WHAT IS NEEDED:
Among the records below, which lines contain the string "screenshot"? Report them.

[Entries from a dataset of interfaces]
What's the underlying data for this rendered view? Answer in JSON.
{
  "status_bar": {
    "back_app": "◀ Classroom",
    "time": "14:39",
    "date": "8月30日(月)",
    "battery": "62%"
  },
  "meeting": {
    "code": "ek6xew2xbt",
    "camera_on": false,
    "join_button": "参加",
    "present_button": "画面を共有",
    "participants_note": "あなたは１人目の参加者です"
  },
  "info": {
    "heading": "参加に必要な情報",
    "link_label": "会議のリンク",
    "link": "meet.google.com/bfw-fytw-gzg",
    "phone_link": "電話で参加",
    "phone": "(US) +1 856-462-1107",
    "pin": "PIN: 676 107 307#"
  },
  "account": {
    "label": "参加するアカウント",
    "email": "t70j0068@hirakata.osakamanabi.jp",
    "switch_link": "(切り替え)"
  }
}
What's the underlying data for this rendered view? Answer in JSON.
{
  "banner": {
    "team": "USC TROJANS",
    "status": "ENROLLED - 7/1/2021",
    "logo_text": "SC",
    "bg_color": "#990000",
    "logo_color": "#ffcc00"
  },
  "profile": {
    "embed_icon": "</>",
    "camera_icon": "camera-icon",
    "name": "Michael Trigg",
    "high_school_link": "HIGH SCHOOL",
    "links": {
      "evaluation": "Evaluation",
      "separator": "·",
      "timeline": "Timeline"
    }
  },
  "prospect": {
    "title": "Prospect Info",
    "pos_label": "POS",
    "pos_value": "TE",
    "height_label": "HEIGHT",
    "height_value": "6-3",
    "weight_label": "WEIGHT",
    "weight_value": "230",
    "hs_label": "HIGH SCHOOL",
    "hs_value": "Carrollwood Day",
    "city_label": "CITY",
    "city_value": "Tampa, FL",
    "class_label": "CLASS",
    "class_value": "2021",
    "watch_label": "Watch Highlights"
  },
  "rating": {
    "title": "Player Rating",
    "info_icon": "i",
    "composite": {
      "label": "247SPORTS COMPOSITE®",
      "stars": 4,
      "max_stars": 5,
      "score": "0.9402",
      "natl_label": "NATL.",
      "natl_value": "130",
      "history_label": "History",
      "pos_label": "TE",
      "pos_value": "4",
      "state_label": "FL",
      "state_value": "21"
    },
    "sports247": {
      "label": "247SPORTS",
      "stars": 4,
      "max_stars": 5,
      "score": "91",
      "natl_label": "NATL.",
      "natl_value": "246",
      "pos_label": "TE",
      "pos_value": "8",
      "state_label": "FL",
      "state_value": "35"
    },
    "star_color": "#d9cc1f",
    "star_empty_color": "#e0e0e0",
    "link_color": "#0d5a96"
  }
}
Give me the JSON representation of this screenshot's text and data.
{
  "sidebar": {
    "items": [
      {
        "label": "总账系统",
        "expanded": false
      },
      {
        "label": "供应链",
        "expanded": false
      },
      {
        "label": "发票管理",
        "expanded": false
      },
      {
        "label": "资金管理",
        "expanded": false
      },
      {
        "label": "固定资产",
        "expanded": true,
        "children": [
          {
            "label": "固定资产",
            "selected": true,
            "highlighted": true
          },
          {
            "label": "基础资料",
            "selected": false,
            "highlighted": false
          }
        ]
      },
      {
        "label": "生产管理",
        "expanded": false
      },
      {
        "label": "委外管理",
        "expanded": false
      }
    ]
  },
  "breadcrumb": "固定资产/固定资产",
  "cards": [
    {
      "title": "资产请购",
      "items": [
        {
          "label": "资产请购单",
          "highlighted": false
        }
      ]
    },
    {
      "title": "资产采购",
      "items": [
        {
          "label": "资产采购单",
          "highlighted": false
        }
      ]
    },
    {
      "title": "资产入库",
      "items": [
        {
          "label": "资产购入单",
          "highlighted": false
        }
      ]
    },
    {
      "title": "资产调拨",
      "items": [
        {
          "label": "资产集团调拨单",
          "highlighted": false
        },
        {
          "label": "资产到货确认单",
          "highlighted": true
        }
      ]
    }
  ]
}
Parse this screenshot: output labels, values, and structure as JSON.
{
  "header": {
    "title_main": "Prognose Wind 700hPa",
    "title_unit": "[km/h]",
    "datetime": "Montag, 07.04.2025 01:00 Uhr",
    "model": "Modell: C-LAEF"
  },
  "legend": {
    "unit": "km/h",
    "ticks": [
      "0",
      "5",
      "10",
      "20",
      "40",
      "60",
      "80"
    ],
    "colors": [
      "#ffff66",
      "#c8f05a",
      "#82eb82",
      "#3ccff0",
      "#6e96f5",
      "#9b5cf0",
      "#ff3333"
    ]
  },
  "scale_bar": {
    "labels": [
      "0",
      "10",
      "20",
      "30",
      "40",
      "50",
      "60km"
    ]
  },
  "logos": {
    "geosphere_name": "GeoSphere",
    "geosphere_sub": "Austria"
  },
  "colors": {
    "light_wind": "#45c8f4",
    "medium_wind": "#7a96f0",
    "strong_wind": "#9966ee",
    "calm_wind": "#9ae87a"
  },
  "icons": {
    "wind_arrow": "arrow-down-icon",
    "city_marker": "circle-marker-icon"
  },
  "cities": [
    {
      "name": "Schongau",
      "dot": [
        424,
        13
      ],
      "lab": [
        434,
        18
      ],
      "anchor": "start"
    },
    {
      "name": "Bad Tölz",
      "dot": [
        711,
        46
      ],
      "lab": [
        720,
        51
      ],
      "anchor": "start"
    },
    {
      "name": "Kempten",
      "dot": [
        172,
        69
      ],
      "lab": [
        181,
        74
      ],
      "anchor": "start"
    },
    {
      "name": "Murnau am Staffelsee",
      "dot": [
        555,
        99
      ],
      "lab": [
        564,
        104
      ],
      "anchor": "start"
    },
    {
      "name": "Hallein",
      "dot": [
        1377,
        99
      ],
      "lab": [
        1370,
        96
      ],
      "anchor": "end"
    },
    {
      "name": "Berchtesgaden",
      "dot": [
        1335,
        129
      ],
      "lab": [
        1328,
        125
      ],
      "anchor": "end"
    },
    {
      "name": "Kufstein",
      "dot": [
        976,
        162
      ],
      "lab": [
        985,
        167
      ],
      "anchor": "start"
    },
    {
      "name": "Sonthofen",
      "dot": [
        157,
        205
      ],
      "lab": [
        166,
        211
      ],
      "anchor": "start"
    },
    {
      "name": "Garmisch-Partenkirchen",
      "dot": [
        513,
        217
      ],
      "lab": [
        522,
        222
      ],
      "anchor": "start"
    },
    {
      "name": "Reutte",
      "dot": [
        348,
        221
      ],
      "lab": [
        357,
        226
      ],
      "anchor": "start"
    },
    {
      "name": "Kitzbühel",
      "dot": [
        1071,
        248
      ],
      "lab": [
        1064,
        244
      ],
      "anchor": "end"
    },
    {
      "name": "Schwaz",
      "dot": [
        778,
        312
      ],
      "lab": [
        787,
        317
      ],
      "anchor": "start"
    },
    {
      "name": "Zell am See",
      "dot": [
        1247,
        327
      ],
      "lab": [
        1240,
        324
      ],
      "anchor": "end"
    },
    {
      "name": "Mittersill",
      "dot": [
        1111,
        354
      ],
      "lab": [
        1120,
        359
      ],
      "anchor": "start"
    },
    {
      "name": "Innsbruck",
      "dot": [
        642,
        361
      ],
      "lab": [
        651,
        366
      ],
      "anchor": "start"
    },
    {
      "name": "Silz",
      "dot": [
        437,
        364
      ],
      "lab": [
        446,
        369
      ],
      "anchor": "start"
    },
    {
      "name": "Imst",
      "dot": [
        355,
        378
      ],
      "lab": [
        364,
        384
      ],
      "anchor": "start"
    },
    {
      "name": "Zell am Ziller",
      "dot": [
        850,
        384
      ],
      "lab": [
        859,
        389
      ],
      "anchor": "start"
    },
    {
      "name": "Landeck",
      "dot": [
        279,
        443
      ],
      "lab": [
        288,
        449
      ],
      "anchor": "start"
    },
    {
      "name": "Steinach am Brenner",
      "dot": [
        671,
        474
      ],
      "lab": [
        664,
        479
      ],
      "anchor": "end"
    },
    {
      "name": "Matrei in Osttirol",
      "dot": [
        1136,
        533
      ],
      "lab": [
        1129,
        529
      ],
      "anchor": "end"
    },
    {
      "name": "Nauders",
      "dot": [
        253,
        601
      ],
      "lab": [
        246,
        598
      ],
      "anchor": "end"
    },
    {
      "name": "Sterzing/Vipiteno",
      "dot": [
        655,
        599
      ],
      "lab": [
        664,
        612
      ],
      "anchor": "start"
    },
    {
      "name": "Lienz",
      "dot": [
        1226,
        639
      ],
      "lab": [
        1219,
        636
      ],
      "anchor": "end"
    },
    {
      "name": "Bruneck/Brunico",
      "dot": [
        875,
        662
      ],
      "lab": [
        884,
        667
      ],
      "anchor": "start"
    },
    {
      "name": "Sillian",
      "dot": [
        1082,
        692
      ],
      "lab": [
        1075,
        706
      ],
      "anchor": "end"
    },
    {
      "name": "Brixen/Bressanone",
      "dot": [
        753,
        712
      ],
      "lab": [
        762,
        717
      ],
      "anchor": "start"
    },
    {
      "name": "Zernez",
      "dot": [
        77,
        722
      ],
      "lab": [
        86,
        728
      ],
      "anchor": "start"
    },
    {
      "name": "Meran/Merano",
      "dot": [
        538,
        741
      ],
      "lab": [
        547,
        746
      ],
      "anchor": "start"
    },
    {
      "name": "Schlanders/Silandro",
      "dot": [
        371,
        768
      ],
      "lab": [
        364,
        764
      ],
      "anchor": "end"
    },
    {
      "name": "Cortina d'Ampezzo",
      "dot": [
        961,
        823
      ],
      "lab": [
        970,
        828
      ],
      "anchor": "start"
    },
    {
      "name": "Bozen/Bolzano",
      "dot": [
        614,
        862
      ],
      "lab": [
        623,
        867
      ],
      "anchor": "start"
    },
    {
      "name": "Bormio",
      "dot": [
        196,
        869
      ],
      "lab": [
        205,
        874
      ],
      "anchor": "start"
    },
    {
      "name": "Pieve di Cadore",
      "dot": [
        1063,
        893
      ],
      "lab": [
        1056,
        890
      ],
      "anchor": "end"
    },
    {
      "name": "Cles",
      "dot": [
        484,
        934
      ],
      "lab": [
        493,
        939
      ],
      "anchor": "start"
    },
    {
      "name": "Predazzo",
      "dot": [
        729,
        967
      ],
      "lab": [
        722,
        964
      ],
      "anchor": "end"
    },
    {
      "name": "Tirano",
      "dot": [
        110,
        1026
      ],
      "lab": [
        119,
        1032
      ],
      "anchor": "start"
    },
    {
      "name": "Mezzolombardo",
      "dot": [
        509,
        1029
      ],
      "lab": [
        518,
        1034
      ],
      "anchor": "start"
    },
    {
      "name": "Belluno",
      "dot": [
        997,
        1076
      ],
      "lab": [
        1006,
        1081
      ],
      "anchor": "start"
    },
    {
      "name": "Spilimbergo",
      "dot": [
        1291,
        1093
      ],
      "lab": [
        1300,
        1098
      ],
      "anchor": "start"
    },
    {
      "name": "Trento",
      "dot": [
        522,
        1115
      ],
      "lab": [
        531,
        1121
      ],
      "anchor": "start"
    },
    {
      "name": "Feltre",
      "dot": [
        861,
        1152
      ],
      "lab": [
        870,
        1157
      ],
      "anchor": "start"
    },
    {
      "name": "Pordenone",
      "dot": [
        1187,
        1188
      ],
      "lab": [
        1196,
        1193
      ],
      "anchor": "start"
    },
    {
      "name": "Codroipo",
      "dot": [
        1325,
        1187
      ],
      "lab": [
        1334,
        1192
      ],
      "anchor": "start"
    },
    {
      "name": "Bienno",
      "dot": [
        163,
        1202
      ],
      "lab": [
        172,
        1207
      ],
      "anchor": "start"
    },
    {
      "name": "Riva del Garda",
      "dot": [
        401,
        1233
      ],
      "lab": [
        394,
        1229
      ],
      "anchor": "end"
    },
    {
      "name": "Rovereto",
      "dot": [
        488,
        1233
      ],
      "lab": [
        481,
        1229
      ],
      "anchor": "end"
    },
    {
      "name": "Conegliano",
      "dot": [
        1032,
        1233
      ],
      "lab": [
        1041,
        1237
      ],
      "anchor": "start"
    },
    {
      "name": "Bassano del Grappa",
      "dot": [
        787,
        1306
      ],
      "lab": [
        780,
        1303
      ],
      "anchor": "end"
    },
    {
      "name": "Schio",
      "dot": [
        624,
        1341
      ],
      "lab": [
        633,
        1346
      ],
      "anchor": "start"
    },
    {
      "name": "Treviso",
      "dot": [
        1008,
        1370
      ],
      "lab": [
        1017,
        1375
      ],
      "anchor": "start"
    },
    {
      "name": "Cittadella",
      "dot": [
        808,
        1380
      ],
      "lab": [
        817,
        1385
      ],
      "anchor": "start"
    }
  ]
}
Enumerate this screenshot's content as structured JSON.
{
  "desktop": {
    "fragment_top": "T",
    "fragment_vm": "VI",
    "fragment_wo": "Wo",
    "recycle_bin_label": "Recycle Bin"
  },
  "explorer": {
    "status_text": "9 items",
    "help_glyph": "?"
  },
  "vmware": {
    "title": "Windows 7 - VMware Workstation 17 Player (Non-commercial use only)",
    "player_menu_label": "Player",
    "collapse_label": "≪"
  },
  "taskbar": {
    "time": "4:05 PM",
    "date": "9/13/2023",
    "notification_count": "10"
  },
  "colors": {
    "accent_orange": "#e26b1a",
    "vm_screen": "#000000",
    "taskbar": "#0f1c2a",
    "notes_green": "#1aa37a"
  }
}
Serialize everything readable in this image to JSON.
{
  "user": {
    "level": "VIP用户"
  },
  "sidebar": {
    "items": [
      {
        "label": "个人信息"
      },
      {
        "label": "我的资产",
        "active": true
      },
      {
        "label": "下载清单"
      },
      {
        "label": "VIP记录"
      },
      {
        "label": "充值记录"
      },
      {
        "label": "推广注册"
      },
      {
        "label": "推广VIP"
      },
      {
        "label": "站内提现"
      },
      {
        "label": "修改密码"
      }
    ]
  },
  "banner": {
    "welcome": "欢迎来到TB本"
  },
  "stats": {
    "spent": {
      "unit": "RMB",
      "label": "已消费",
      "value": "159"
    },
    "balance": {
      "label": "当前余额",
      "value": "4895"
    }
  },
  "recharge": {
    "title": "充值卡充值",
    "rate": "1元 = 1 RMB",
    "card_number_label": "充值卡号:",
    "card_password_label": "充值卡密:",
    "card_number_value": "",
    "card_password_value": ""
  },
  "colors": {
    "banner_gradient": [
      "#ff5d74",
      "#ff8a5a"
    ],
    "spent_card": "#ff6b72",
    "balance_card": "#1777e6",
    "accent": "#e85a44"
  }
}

SOLUTION TO THIS PROBLEM:
Give me the JSON representation of this screenshot's text and data.
Parse this screenshot: output labels, values, and structure as JSON.
Enumerate this screenshot's content as structured JSON.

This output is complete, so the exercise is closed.